Inspired by Andy Hayler’s great website ( www.andyhayler.com ) I will give an overall rating for the restaurants as well as try to give a score for each dish when I feel I can. If I read a review, I simply find it much easier to tell how much the reviewer likes something from a number on a scale as opposed to words like “good”, “nice, “great” and so on.
Unlike Hayler I’m not using the British Good Food Guide’s scale but my own simple 1-10 scale. I will often use half-scores to give a more precise score.
10: Simply one of the best dishes I’ve ever had. As close to perfection as possible.
9: Spectacular. Almost perfect.
8 or 8.5: Very good
7 or 7.5: Good (and I do mean good, not just okay)
6: Okay. A bit above average.
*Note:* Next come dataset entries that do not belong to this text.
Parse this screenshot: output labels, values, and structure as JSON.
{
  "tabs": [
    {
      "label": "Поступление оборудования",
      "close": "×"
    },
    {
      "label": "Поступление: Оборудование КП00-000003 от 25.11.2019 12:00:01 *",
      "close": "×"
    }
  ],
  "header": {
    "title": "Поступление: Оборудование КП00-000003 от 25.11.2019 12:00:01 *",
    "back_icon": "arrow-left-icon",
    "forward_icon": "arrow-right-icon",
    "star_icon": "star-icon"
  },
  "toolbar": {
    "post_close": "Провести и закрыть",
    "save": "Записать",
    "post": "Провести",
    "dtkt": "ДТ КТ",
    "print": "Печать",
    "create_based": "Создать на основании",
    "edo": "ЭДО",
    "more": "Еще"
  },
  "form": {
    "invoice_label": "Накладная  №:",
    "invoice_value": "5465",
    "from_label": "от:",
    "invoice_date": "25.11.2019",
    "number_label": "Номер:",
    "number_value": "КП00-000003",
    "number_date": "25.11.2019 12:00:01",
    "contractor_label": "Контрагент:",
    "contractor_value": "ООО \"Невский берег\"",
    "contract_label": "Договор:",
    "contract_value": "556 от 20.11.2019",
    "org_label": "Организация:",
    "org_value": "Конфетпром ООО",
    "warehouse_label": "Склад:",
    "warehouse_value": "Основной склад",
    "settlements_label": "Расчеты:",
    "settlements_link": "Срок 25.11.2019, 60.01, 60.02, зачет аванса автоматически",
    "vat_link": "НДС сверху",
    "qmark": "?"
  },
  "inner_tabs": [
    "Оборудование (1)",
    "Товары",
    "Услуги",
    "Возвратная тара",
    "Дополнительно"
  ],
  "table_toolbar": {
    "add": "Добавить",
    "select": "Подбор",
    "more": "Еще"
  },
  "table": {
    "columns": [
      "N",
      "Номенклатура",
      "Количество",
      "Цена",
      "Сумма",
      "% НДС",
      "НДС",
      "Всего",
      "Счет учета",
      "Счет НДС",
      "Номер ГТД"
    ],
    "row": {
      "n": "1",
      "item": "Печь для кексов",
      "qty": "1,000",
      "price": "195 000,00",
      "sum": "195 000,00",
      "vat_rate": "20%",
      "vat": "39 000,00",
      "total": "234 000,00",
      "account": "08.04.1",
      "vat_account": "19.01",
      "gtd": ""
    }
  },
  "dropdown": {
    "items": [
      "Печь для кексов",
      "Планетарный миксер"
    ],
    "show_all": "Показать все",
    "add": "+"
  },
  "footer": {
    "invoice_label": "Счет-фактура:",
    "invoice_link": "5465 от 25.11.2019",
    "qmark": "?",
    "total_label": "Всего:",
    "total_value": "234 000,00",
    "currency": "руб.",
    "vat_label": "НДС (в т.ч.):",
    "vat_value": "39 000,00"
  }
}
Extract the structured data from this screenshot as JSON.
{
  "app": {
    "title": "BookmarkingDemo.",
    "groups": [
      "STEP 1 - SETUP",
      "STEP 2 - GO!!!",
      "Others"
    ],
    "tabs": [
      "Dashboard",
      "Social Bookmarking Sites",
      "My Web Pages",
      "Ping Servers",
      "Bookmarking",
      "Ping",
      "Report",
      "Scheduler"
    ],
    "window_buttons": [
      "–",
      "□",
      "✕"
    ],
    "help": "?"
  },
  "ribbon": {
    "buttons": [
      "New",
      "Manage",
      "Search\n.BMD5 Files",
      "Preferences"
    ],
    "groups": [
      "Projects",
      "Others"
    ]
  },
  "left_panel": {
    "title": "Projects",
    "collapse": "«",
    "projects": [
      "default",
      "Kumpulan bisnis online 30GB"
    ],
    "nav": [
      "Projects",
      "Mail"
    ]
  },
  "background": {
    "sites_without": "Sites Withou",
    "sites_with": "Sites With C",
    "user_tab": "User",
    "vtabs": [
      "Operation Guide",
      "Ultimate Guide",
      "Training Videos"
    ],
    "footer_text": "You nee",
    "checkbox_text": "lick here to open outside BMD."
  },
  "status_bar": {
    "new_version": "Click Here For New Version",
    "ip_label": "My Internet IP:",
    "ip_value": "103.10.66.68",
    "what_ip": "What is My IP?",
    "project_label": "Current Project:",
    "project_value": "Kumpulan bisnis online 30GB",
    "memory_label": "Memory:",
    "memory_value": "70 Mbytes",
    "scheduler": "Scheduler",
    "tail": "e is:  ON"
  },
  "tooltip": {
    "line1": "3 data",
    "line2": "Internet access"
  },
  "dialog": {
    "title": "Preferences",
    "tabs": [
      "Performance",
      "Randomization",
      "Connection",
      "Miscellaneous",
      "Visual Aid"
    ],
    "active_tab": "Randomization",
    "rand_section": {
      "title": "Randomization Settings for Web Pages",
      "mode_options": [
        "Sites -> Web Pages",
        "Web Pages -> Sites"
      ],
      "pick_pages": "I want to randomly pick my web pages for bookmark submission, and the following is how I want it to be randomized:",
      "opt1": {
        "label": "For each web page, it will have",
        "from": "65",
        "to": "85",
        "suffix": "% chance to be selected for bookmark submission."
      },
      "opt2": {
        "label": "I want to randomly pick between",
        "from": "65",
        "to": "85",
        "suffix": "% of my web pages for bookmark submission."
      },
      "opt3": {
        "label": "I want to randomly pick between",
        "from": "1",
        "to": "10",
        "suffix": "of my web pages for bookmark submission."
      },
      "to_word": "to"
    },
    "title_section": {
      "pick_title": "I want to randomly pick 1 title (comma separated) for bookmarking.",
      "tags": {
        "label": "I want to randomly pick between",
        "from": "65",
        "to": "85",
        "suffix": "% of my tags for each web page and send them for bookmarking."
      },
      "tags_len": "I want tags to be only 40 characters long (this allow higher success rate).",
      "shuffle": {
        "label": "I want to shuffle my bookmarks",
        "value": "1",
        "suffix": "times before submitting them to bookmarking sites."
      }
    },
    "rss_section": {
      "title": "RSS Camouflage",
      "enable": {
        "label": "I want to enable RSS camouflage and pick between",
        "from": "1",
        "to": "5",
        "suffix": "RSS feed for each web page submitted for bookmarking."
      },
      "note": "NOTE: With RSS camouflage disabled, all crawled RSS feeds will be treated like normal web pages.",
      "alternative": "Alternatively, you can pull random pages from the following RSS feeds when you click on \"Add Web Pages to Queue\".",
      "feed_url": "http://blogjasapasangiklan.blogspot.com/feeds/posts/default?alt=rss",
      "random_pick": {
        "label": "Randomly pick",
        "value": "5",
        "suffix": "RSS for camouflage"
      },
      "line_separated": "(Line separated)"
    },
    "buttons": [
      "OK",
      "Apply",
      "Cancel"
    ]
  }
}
4: Nothing special. Slightly below average.
2: Really bad.
Dishes that has no flavour tends to land a 5 or maybe a 4.
Most often I don’t score snacks/nibbles, as I find them quite difficult to score as that’s usually what they simply are – snacks.
If you work out an average score of all the dishes in a meal, it might be less or more than the overall vote as other factors than the food affect the overall rating.
As you can see from my reviews, some of them are written from memory, and then I usually don’t give scores for each dish but just an overall rating.
My reviews mainly focus on whether I liked that particular dish or not, and if it was cooked properly or not.
Although I’m not a professional critic, I trust my palate. I know what I like, and I can easily tell if the food is cooked properly or not, or if it lacks balance.
The grades really reflect how the food makes me feel. Does it make me feel blissful and like I’m in heaven? Or does it make me indifferent or even feel disgusted?
I’m not trying to be objective in any way – on the contrary almost. There’s nothing worse than reviews that attempt objectivity. “The singer hit all the notes, was entertaining and talkative between songs, and the band had clearly attempted to play these instruments before, so the concert deserves a 10/10”. But what do YOU actually think? Did it enchant you, bore you, mildly amuse you, crack you up? What did it make you FEEL?
And seriously, wouldn’t it be a bit silly only to grade according to how well the food is cooked technically and not how much you like it? It’s reasonable to assume that in a Michelin starred place, the cooking will be either completely perfect or at least close to perfect. If you look only at the capabilities of the cooking, every restaurant like that would get a score of 9 or 10.
The food is always by far the most important thing in my evaluation. I mostly go to very good restaurants, and there you hardly ever see problems with the service, so I comment less on the service. But if the service was poor it will affect the score.
The price will also affect the score, but this is probably the smallest factor in my evaluations. Therefore, a three star Michelin restaurant might have the same score as a cheap and simple restaurant.
There are certain things I simply don’t like. Sardines/anchovies, intestines, coffee (except for in a few combinations), oysters, clams/mussels and corn spring to mind, but there are of course other things too. I seriously feel physically ill when I eat oysters or clams. In general I don’t like or very sour or bitter things (except for chocolate).
Obviously, I try to avoid things I don’t like. I see no point in ordering an oyster dish when I know that I won’t like it. The point is to have a meal I will enjoy, not one I will criticise.
Seasoning is critical in a meal. In Spain some people tend to prefer as little seasoning as possible (or none even), which I simply don’t understand. I find seasoning to be like putting makeup on a woman’s face. If you add just the right amount, her natural beauty will shine through even more so than before and make you even more enamoured with her. If she puts on too much makeup, you can barely look at her.
So, seasoning/makeup is very important. Anybody who has eaten potatoes cooked without salt will know what I mean.